The Detroit Tigers traded a high-quality starting pitcher for a mediocre package of players and prospects from the Washington Nationals.
Numbers Game looks at the Nationals' acquisition of Doug Fister.
The Nationals Get: RHP Doug Fister.
Fister, 29, has been a highly-effective, if underrated, pitcher for the last three seasons. While his record in that span is merely 35-32, Fister has a 3.30 ERA and 1.19 WHIP.
Early in his career, Fister wasn't much of a strikeout pitcher, relying on his sinker to generate groundball outs, striking out 5.0 per nine innings over his first two seasons. However, Fister got much better as a strikeout pitcher upon arriving in Detroit, throwing significantly more breaking balls. For example, in his second major league season, with Seattle, Fister threw either a slider or curve on 18.7% of his pitches.
Over the last three years, that has increased from 32.6% to 33.6% to 34.6% last season. So, even with lacklustre velocity, including a fastball that averages 88.6 MPH, Fister has seen his strikeout numbers climb. In 70 games with the Tigers, Fister has whiffed 7.2 batters per nine innings, which isn't dominant, but is dramatically better than his first couple of seasons with the Mariners.
All told, Fister has a fWAR of 13.3 over the last three seasons, which ranks ninth among starting pitchers in that span. Seriously, ninth! What we're indicating here is that, while he may not have the name recognition, Doug Fister is a very good starting pitcher.
Fister hasn't faced a lot of National League competition, making five career Inter-League starts, but has a 2.23 ERA, 1.08 WHIP and 35 strikeouts in 32 1/3 innings, an indication (in a very small sample) that the move to the NL shouldn't pose a problem.
Fister, who made $4-million in 2013, is arbitration-eligible for the next couple seasons, but is ultimately very affordable for a starting pitcher is of his calibre. Joining a Washington Nationals rotation that already includes Stephen Strasburg, Jordan Zimmermann and Gio Gonzalez makes it easy for Fister to come in and perform, without any pressure to be the staff ace.
There's a whole lot to like about this deal for the Nationals. It's the kind of trade that could put them over the top as contenders next season.
The Tigers Get: INF Steve Lombardozzi, LHP Robbie Ray and LHP Ian Krol.
Lombardozzi is a 25-year-old utility player who has played at least 20 games at second base, third base and left field in the course of his two-plus major league seasons. He doesn't hit for power (.342 career slugging percentage) and doesn't get on base (.297 career on-base percentage) so, without notable offensive improvement, he's no more than a fill-in at the major league level.

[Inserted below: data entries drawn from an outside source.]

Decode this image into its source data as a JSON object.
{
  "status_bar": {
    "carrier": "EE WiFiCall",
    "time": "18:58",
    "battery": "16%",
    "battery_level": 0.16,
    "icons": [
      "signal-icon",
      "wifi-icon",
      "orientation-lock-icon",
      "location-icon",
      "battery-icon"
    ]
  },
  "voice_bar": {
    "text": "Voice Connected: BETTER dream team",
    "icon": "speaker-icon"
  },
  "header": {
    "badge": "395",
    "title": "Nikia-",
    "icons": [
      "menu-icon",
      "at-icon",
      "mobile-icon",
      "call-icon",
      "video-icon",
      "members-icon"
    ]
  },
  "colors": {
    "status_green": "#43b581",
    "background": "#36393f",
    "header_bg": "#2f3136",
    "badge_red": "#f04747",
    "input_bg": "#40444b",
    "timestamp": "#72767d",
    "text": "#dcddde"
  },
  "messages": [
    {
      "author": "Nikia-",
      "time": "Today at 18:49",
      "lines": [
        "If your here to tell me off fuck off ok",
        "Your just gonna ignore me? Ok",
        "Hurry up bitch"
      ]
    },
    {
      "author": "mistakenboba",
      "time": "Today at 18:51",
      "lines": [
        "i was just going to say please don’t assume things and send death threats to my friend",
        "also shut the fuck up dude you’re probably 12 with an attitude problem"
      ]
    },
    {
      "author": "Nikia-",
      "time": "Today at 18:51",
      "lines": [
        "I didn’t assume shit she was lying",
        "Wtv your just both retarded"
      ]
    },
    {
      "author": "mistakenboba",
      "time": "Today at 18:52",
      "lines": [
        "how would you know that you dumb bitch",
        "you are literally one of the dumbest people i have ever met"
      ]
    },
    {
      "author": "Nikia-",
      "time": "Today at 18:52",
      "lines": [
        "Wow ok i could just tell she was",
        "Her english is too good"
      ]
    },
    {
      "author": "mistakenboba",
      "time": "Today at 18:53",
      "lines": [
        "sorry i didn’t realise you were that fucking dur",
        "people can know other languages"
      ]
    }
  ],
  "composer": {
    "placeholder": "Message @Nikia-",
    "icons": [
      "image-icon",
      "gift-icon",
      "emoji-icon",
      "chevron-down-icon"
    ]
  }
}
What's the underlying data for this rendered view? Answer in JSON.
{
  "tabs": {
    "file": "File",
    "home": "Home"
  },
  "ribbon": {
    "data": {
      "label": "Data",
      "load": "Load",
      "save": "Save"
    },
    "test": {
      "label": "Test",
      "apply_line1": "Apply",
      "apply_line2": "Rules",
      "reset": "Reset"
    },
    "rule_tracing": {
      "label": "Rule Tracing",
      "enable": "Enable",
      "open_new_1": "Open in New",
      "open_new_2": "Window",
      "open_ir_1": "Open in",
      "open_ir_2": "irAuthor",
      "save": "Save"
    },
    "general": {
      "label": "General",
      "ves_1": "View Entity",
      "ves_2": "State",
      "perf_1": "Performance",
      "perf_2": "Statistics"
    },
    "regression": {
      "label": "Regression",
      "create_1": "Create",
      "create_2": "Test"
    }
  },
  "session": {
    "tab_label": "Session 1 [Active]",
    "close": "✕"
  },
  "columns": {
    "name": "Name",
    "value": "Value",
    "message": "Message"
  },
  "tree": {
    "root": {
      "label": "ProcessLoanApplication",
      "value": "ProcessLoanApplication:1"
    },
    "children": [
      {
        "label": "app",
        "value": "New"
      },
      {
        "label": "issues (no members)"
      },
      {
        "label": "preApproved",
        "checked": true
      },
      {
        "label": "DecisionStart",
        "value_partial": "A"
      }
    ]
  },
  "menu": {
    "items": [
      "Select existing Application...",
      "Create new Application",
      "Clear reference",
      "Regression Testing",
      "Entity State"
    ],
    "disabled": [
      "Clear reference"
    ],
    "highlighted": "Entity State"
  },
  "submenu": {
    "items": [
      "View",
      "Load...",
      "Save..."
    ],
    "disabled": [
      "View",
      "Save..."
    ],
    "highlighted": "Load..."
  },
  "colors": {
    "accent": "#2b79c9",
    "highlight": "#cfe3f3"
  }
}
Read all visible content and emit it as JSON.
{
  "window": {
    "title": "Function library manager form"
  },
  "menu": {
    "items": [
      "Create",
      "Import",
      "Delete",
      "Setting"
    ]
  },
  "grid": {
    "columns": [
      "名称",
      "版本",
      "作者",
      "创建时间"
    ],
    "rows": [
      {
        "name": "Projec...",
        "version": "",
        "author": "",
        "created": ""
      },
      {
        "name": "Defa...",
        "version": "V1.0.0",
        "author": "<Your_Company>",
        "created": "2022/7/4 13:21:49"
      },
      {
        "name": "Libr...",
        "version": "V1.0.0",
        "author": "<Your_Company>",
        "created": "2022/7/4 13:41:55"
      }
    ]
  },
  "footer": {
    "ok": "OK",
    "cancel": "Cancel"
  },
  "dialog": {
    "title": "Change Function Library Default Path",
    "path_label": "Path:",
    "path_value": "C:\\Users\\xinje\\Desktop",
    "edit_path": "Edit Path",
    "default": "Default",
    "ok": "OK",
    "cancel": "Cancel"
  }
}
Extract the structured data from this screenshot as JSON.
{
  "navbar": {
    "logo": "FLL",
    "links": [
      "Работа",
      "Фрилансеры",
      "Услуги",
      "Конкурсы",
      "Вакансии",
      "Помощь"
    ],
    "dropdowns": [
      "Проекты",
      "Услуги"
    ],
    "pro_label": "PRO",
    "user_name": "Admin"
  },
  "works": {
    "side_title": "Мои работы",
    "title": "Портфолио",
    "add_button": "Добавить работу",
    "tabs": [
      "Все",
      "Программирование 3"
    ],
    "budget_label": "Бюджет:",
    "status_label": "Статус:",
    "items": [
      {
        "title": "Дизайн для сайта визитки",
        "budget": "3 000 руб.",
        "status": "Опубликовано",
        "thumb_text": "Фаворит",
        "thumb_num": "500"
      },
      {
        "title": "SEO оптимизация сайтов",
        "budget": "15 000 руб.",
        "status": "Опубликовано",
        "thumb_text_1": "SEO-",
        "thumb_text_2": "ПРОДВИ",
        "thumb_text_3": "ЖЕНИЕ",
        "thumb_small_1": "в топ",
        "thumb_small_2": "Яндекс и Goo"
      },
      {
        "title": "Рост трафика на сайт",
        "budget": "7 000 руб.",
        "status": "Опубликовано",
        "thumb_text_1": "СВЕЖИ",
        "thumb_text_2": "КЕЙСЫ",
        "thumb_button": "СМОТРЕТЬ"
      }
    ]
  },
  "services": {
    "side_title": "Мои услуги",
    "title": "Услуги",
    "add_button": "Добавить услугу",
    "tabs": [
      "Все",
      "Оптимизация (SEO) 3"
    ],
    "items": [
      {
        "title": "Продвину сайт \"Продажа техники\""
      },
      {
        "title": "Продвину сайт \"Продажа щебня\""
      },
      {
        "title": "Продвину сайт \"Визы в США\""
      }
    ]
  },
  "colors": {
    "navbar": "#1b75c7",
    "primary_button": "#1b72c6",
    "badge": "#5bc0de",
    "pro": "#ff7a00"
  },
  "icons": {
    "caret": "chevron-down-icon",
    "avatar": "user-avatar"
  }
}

Ray, a 22-year-old southpaw, was a 12th-round pick of the Nationals in 2010. Splitting the 2013 season between High-A Potomac and Double-A Harrisburg, Ray was 11-5 with a 3.36 ERA and 1.25 WHIP, striking out 160 in 142 innings. He could develop into a major league starting pitcher, but he's not there yet and that means there is risk in his projection.
Krol, 22, is a lefthanded reliever who pitched 32 games for the Nationals last season, posting a 3.95 ERA and 1.32 WHIP in 27 1/3 innings, striking out 22 and walking eight. Those are respectable enough numbers and, given his age, it's fair to expect improvement, but lefthanded relievers have a limited impact on the game as a whole.
Krol's presence should allow Drew Smyly to move into the Tigers' rotation, taking Fister's place. Smyly was excellent in relief last season, posting a 2.39 ERA and 1.03 WHIP, with 81 strikeouts in 76 innings. Even if Smyly is a wonderful addition to the Tigers' starting rotation, that won't justify the relative pittance that Detroit received in return for Fister.
Scott Cullen can be reached at Scott.Cullen@bellmedia.ca and followed on Twitter at http://twitter.com/tsnscottcullen. For more, check out TSN Fantasy on Facebook.